▶ What is being asked: Nothing in the records may be dropped or altered when you repeat them.

▶ Dataset entries:
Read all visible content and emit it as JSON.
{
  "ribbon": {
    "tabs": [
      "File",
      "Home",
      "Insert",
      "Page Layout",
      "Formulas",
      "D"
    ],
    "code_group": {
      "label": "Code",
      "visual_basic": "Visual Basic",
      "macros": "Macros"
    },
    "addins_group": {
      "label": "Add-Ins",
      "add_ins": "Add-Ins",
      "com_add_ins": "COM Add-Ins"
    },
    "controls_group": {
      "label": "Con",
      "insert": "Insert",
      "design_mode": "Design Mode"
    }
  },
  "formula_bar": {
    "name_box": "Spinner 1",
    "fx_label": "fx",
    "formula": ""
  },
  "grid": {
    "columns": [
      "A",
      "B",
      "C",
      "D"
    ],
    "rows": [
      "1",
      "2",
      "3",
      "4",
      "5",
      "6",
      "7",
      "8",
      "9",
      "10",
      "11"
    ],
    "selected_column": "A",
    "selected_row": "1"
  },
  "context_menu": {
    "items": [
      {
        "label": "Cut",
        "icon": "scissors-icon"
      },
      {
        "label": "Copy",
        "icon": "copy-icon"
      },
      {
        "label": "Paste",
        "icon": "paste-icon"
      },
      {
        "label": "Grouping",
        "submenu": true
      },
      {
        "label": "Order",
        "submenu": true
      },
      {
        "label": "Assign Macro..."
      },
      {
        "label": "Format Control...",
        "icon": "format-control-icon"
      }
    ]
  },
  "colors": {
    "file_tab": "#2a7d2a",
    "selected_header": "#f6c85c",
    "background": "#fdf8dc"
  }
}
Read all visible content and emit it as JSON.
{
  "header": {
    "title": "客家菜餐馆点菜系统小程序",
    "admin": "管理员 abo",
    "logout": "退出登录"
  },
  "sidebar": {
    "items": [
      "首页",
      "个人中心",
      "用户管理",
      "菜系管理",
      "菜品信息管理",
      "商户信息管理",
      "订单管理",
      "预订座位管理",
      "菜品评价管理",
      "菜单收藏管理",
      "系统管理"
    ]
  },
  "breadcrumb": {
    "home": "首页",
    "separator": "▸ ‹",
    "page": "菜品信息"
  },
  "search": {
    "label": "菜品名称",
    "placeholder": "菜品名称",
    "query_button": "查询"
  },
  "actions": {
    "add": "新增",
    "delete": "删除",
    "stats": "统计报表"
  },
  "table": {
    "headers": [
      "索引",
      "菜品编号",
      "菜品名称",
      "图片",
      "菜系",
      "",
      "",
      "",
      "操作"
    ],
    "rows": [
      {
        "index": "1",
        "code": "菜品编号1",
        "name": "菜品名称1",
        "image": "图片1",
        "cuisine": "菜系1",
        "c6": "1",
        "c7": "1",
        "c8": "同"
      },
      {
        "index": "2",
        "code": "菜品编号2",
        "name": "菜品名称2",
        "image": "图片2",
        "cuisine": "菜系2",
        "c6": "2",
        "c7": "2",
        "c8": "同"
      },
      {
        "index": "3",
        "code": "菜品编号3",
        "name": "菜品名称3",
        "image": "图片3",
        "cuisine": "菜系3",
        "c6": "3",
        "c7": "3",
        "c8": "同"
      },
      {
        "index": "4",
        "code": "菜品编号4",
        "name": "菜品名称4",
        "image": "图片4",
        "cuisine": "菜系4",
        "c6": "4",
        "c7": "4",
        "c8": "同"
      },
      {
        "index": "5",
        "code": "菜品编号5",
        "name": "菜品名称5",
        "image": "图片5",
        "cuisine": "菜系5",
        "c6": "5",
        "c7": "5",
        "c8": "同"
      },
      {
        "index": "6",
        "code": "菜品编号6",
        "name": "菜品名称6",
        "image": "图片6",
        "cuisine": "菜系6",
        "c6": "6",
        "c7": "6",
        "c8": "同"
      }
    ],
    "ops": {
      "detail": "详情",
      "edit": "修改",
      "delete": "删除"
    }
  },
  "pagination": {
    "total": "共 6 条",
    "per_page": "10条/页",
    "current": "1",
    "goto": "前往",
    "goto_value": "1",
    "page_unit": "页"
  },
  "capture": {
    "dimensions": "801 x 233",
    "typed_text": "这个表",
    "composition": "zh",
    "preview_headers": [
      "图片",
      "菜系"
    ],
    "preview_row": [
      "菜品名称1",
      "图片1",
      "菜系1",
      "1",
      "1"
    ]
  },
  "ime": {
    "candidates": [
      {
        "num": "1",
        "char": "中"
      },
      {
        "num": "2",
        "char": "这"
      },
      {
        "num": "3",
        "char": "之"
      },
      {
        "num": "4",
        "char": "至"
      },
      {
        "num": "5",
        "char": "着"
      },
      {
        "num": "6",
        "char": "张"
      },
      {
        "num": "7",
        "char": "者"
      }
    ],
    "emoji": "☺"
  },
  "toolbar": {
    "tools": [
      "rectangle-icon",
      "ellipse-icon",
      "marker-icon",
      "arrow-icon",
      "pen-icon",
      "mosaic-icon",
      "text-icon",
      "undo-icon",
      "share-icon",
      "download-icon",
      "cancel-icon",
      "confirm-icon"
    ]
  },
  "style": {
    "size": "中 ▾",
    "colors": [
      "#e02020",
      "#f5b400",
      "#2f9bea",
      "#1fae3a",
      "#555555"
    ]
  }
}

▶ Your response:
Read all visible content and emit it as JSON.
{
  "ribbon": {
    "tabs": [
      "File",
      "Home",
      "Insert",
      "Page Layout",
      "Formulas",
      "D"
    ],
    "code_group": {
      "label": "Code",
      "visual_basic": "Visual Basic",
      "macros": "Macros"
    },
    "addins_group": {
      "label": "Add-Ins",
      "add_ins": "Add-Ins",
      "com_add_ins": "COM Add-Ins"
    },
    "controls_group": {
      "label": "Con",
      "insert": "Insert",
      "design_mode": "Design Mode"
    }
  },
  "formula_bar": {
    "name_box": "Spinner 1",
    "fx_label": "fx",
    "formula": ""
  },
  "grid": {
    "columns": [
      "A",
      "B",
      "C",
      "D"
    ],
    "rows": [
      "1",
      "2",
      "3",
      "4",
      "5",
      "6",
      "7",
      "8",
      "9",
      "10",
      "11"
    ],
    "selected_column": "A",
    "selected_row": "1"
  },
  "context_menu": {
    "items": [
      {
        "label": "Cut",
        "icon": "scissors-icon"
      },
      {
        "label": "Copy",
        "icon": "copy-icon"
      },
      {
        "label": "Paste",
        "icon": "paste-icon"
      },
      {
        "label": "Grouping",
        "submenu": true
      },
      {
        "label": "Order",
        "submenu": true
      },
      {
        "label": "Assign Macro..."
      },
      {
        "label": "Format Control...",
        "icon": "format-control-icon"
      }
    ]
  },
  "colors": {
    "file_tab": "#2a7d2a",
    "selected_header": "#f6c85c",
    "background": "#fdf8dc"
  }
}
Read all visible content and emit it as JSON.
{
  "header": {
    "title": "客家菜餐馆点菜系统小程序",
    "admin": "管理员 abo",
    "logout": "退出登录"
  },
  "sidebar": {
    "items": [
      "首页",
      "个人中心",
      "用户管理",
      "菜系管理",
      "菜品信息管理",
      "商户信息管理",
      "订单管理",
      "预订座位管理",
      "菜品评价管理",
      "菜单收藏管理",
      "系统管理"
    ]
  },
  "breadcrumb": {
    "home": "首页",
    "separator": "▸ ‹",
    "page": "菜品信息"
  },
  "search": {
    "label": "菜品名称",
    "placeholder": "菜品名称",
    "query_button": "查询"
  },
  "actions": {
    "add": "新增",
    "delete": "删除",
    "stats": "统计报表"
  },
  "table": {
    "headers": [
      "索引",
      "菜品编号",
      "菜品名称",
      "图片",
      "菜系",
      "",
      "",
      "",
      "操作"
    ],
    "rows": [
      {
        "index": "1",
        "code": "菜品编号1",
        "name": "菜品名称1",
        "image": "图片1",
        "cuisine": "菜系1",
        "c6": "1",
        "c7": "1",
        "c8": "同"
      },
      {
        "index": "2",
        "code": "菜品编号2",
        "name": "菜品名称2",
        "image": "图片2",
        "cuisine": "菜系2",
        "c6": "2",
        "c7": "2",
        "c8": "同"
      },
      {
        "index": "3",
        "code": "菜品编号3",
        "name": "菜品名称3",
        "image": "图片3",
        "cuisine": "菜系3",
        "c6": "3",
        "c7": "3",
        "c8": "同"
      },
      {
        "index": "4",
        "code": "菜品编号4",
        "name": "菜品名称4",
        "image": "图片4",
        "cuisine": "菜系4",
        "c6": "4",
        "c7": "4",
        "c8": "同"
      },
      {
        "index": "5",
        "code": "菜品编号5",
        "name": "菜品名称5",
        "image": "图片5",
        "cuisine": "菜系5",
        "c6": "5",
        "c7": "5",
        "c8": "同"
      },
      {
        "index": "6",
        "code": "菜品编号6",
        "name": "菜品名称6",
        "image": "图片6",
        "cuisine": "菜系6",
        "c6": "6",
        "c7": "6",
        "c8": "同"
      }
    ],
    "ops": {
      "detail": "详情",
      "edit": "修改",
      "delete": "删除"
    }
  },
  "pagination": {
    "total": "共 6 条",
    "per_page": "10条/页",
    "current": "1",
    "goto": "前往",
    "goto_value": "1",
    "page_unit": "页"
  },
  "capture": {
    "dimensions": "801 x 233",
    "typed_text": "这个表",
    "composition": "zh",
    "preview_headers": [
      "图片",
      "菜系"
    ],
    "preview_row": [
      "菜品名称1",
      "图片1",
      "菜系1",
      "1",
      "1"
    ]
  },
  "ime": {
    "candidates": [
      {
        "num": "1",
        "char": "中"
      },
      {
        "num": "2",
        "char": "这"
      },
      {
        "num": "3",
        "char": "之"
      },
      {
        "num": "4",
        "char": "至"
      },
      {
        "num": "5",
        "char": "着"
      },
      {
        "num": "6",
        "char": "张"
      },
      {
        "num": "7",
        "char": "者"
      }
    ],
    "emoji": "☺"
  },
  "toolbar": {
    "tools": [
      "rectangle-icon",
      "ellipse-icon",
      "marker-icon",
      "arrow-icon",
      "pen-icon",
      "mosaic-icon",
      "text-icon",
      "undo-icon",
      "share-icon",
      "download-icon",
      "cancel-icon",
      "confirm-icon"
    ]
  },
  "style": {
    "size": "中 ▾",
    "colors": [
      "#e02020",
      "#f5b400",
      "#2f9bea",
      "#1fae3a",
      "#555555"
    ]
  }
}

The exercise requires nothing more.